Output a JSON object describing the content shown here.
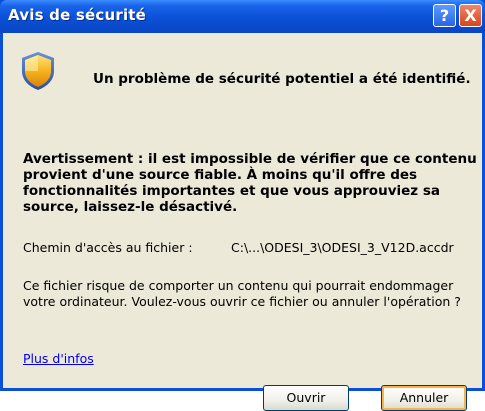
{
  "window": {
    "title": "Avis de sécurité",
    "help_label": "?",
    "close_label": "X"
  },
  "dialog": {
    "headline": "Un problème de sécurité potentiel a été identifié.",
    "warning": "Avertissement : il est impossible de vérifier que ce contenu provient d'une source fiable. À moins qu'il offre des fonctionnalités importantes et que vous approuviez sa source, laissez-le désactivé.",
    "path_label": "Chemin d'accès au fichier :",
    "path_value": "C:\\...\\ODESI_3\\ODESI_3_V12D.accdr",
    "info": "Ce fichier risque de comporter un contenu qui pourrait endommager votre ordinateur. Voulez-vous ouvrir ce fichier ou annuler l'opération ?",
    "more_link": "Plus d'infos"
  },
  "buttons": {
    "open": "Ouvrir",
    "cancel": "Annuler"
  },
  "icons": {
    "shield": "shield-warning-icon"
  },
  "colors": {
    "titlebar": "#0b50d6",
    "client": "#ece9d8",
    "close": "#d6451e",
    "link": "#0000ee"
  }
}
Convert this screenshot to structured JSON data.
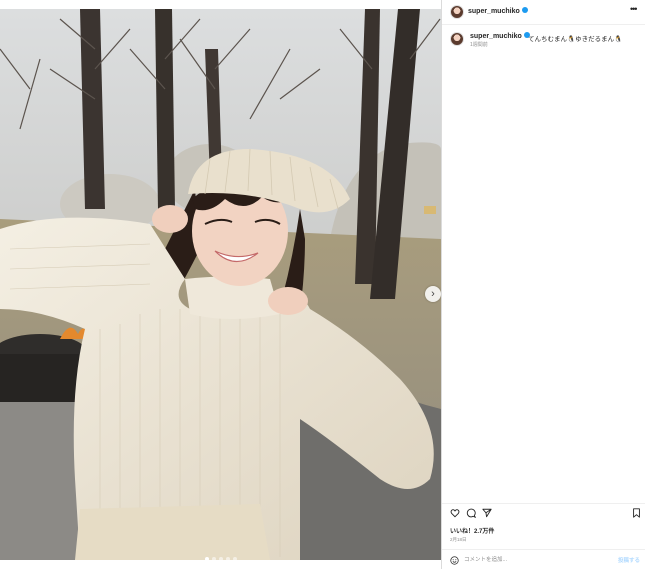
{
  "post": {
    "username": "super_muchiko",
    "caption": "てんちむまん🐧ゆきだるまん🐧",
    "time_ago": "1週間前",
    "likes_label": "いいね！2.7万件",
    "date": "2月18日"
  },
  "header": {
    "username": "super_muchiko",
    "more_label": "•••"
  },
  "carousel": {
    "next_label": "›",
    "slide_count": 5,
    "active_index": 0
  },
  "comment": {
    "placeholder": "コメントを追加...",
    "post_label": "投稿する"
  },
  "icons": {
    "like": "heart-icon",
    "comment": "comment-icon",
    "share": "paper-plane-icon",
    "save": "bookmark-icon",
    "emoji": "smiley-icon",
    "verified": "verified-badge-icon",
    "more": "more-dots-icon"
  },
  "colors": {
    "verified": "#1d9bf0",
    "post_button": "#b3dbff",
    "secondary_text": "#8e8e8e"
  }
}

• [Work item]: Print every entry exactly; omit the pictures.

• [Output for this task]:
Output a JSON object describing the content shown here.
{
  "window": {
    "title": "Avis de sécurité",
    "help_label": "?",
    "close_label": "X"
  },
  "dialog": {
    "headline": "Un problème de sécurité potentiel a été identifié.",
    "warning": "Avertissement : il est impossible de vérifier que ce contenu provient d'une source fiable. À moins qu'il offre des fonctionnalités importantes et que vous approuviez sa source, laissez-le désactivé.",
    "path_label": "Chemin d'accès au fichier :",
    "path_value": "C:\\...\\ODESI_3\\ODESI_3_V12D.accdr",
    "info": "Ce fichier risque de comporter un contenu qui pourrait endommager votre ordinateur. Voulez-vous ouvrir ce fichier ou annuler l'opération ?",
    "more_link": "Plus d'infos"
  },
  "buttons": {
    "open": "Ouvrir",
    "cancel": "Annuler"
  },
  "icons": {
    "shield": "shield-warning-icon"
  },
  "colors": {
    "titlebar": "#0b50d6",
    "client": "#ece9d8",
    "close": "#d6451e",
    "link": "#0000ee"
  }
}
Convert this screenshot to structured JSON data.
{
  "post": {
    "username": "super_muchiko",
    "caption": "てんちむまん🐧ゆきだるまん🐧",
    "time_ago": "1週間前",
    "likes_label": "いいね！2.7万件",
    "date": "2月18日"
  },
  "header": {
    "username": "super_muchiko",
    "more_label": "•••"
  },
  "carousel": {
    "next_label": "›",
    "slide_count": 5,
    "active_index": 0
  },
  "comment": {
    "placeholder": "コメントを追加...",
    "post_label": "投稿する"
  },
  "icons": {
    "like": "heart-icon",
    "comment": "comment-icon",
    "share": "paper-plane-icon",
    "save": "bookmark-icon",
    "emoji": "smiley-icon",
    "verified": "verified-badge-icon",
    "more": "more-dots-icon"
  },
  "colors": {
    "verified": "#1d9bf0",
    "post_button": "#b3dbff",
    "secondary_text": "#8e8e8e"
  }
}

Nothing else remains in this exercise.